__What is expected__.
Go through the lines below and retype each one exactly.

__Task material__.
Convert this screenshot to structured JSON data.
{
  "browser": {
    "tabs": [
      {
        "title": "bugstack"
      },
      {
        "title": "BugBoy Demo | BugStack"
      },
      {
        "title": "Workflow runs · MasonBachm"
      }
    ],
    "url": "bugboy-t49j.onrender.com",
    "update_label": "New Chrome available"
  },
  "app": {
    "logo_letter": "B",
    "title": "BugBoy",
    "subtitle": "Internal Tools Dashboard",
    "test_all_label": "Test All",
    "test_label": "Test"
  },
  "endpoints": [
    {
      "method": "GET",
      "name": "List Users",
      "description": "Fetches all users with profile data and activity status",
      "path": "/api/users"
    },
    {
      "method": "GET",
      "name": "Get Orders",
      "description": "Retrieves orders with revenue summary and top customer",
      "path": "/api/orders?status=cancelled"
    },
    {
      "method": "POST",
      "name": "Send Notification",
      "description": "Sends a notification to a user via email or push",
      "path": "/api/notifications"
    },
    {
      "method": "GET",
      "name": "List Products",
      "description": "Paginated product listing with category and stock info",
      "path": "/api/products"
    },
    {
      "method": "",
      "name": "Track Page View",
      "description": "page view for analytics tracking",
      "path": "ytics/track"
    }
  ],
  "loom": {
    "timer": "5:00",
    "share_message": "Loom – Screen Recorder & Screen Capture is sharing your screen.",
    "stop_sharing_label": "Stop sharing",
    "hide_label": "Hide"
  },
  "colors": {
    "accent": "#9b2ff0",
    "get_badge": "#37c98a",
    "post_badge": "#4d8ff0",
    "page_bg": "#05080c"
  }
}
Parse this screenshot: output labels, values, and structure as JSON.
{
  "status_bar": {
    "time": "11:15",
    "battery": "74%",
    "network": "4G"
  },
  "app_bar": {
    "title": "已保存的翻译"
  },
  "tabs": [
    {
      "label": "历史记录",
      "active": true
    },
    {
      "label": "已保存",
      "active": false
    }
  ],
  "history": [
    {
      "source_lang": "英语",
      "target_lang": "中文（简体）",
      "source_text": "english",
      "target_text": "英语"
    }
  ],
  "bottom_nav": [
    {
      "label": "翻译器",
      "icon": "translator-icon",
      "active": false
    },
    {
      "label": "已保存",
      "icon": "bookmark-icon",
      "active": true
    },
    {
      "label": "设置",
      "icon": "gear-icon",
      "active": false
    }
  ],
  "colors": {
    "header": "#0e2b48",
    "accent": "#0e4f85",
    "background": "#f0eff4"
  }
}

__Answer to this task__.
Convert this screenshot to structured JSON data.
{
  "browser": {
    "tabs": [
      {
        "title": "bugstack"
      },
      {
        "title": "BugBoy Demo | BugStack"
      },
      {
        "title": "Workflow runs · MasonBachm"
      }
    ],
    "url": "bugboy-t49j.onrender.com",
    "update_label": "New Chrome available"
  },
  "app": {
    "logo_letter": "B",
    "title": "BugBoy",
    "subtitle": "Internal Tools Dashboard",
    "test_all_label": "Test All",
    "test_label": "Test"
  },
  "endpoints": [
    {
      "method": "GET",
      "name": "List Users",
      "description": "Fetches all users with profile data and activity status",
      "path": "/api/users"
    },
    {
      "method": "GET",
      "name": "Get Orders",
      "description": "Retrieves orders with revenue summary and top customer",
      "path": "/api/orders?status=cancelled"
    },
    {
      "method": "POST",
      "name": "Send Notification",
      "description": "Sends a notification to a user via email or push",
      "path": "/api/notifications"
    },
    {
      "method": "GET",
      "name": "List Products",
      "description": "Paginated product listing with category and stock info",
      "path": "/api/products"
    },
    {
      "method": "",
      "name": "Track Page View",
      "description": "page view for analytics tracking",
      "path": "ytics/track"
    }
  ],
  "loom": {
    "timer": "5:00",
    "share_message": "Loom – Screen Recorder & Screen Capture is sharing your screen.",
    "stop_sharing_label": "Stop sharing",
    "hide_label": "Hide"
  },
  "colors": {
    "accent": "#9b2ff0",
    "get_badge": "#37c98a",
    "post_badge": "#4d8ff0",
    "page_bg": "#05080c"
  }
}
Parse this screenshot: output labels, values, and structure as JSON.
{
  "status_bar": {
    "time": "11:15",
    "battery": "74%",
    "network": "4G"
  },
  "app_bar": {
    "title": "已保存的翻译"
  },
  "tabs": [
    {
      "label": "历史记录",
      "active": true
    },
    {
      "label": "已保存",
      "active": false
    }
  ],
  "history": [
    {
      "source_lang": "英语",
      "target_lang": "中文（简体）",
      "source_text": "english",
      "target_text": "英语"
    }
  ],
  "bottom_nav": [
    {
      "label": "翻译器",
      "icon": "translator-icon",
      "active": false
    },
    {
      "label": "已保存",
      "icon": "bookmark-icon",
      "active": true
    },
    {
      "label": "设置",
      "icon": "gear-icon",
      "active": false
    }
  ],
  "colors": {
    "header": "#0e2b48",
    "accent": "#0e4f85",
    "background": "#f0eff4"
  }
}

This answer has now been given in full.